> [EXERCISE AIM]
Write out the data below in full, please. Keep every character as given.
::::::::::
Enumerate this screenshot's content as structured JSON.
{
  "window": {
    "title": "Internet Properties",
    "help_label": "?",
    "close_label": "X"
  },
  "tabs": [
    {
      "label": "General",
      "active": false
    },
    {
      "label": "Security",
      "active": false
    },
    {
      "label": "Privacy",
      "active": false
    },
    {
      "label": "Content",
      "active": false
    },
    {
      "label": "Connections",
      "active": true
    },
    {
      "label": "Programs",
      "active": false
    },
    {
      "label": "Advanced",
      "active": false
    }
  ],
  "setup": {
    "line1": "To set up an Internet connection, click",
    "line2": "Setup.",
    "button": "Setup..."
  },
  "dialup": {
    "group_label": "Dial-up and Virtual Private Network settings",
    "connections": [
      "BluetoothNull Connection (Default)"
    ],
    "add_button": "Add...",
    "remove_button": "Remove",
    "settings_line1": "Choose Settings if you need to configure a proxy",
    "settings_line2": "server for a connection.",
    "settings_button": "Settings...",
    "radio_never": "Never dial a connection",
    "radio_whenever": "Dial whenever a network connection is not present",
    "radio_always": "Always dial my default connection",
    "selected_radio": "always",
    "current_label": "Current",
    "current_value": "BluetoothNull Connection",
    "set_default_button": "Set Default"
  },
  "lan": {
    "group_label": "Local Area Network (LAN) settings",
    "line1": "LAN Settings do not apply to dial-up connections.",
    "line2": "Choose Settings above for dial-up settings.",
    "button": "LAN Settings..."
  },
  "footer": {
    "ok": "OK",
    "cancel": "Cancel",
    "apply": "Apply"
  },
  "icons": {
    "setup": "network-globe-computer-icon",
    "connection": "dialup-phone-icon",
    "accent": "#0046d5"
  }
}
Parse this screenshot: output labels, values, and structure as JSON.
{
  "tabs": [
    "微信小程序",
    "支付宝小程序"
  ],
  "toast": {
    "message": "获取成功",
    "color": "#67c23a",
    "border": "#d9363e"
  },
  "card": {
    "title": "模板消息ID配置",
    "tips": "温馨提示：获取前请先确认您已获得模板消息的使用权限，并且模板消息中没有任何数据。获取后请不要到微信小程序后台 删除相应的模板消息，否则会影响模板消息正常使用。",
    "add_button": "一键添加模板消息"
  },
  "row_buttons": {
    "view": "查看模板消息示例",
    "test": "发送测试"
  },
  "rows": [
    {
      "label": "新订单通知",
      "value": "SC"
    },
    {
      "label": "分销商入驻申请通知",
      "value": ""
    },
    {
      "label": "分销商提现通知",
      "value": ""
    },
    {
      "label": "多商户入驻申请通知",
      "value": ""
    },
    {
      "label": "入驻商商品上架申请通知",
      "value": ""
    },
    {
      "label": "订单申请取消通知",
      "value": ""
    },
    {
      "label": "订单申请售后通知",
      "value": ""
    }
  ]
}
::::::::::
> [TASK RESULT]
Enumerate this screenshot's content as structured JSON.
{
  "window": {
    "title": "Internet Properties",
    "help_label": "?",
    "close_label": "X"
  },
  "tabs": [
    {
      "label": "General",
      "active": false
    },
    {
      "label": "Security",
      "active": false
    },
    {
      "label": "Privacy",
      "active": false
    },
    {
      "label": "Content",
      "active": false
    },
    {
      "label": "Connections",
      "active": true
    },
    {
      "label": "Programs",
      "active": false
    },
    {
      "label": "Advanced",
      "active": false
    }
  ],
  "setup": {
    "line1": "To set up an Internet connection, click",
    "line2": "Setup.",
    "button": "Setup..."
  },
  "dialup": {
    "group_label": "Dial-up and Virtual Private Network settings",
    "connections": [
      "BluetoothNull Connection (Default)"
    ],
    "add_button": "Add...",
    "remove_button": "Remove",
    "settings_line1": "Choose Settings if you need to configure a proxy",
    "settings_line2": "server for a connection.",
    "settings_button": "Settings...",
    "radio_never": "Never dial a connection",
    "radio_whenever": "Dial whenever a network connection is not present",
    "radio_always": "Always dial my default connection",
    "selected_radio": "always",
    "current_label": "Current",
    "current_value": "BluetoothNull Connection",
    "set_default_button": "Set Default"
  },
  "lan": {
    "group_label": "Local Area Network (LAN) settings",
    "line1": "LAN Settings do not apply to dial-up connections.",
    "line2": "Choose Settings above for dial-up settings.",
    "button": "LAN Settings..."
  },
  "footer": {
    "ok": "OK",
    "cancel": "Cancel",
    "apply": "Apply"
  },
  "icons": {
    "setup": "network-globe-computer-icon",
    "connection": "dialup-phone-icon",
    "accent": "#0046d5"
  }
}
Parse this screenshot: output labels, values, and structure as JSON.
{
  "tabs": [
    "微信小程序",
    "支付宝小程序"
  ],
  "toast": {
    "message": "获取成功",
    "color": "#67c23a",
    "border": "#d9363e"
  },
  "card": {
    "title": "模板消息ID配置",
    "tips": "温馨提示：获取前请先确认您已获得模板消息的使用权限，并且模板消息中没有任何数据。获取后请不要到微信小程序后台 删除相应的模板消息，否则会影响模板消息正常使用。",
    "add_button": "一键添加模板消息"
  },
  "row_buttons": {
    "view": "查看模板消息示例",
    "test": "发送测试"
  },
  "rows": [
    {
      "label": "新订单通知",
      "value": "SC"
    },
    {
      "label": "分销商入驻申请通知",
      "value": ""
    },
    {
      "label": "分销商提现通知",
      "value": ""
    },
    {
      "label": "多商户入驻申请通知",
      "value": ""
    },
    {
      "label": "入驻商商品上架申请通知",
      "value": ""
    },
    {
      "label": "订单申请取消通知",
      "value": ""
    },
    {
      "label": "订单申请售后通知",
      "value": ""
    }
  ]
}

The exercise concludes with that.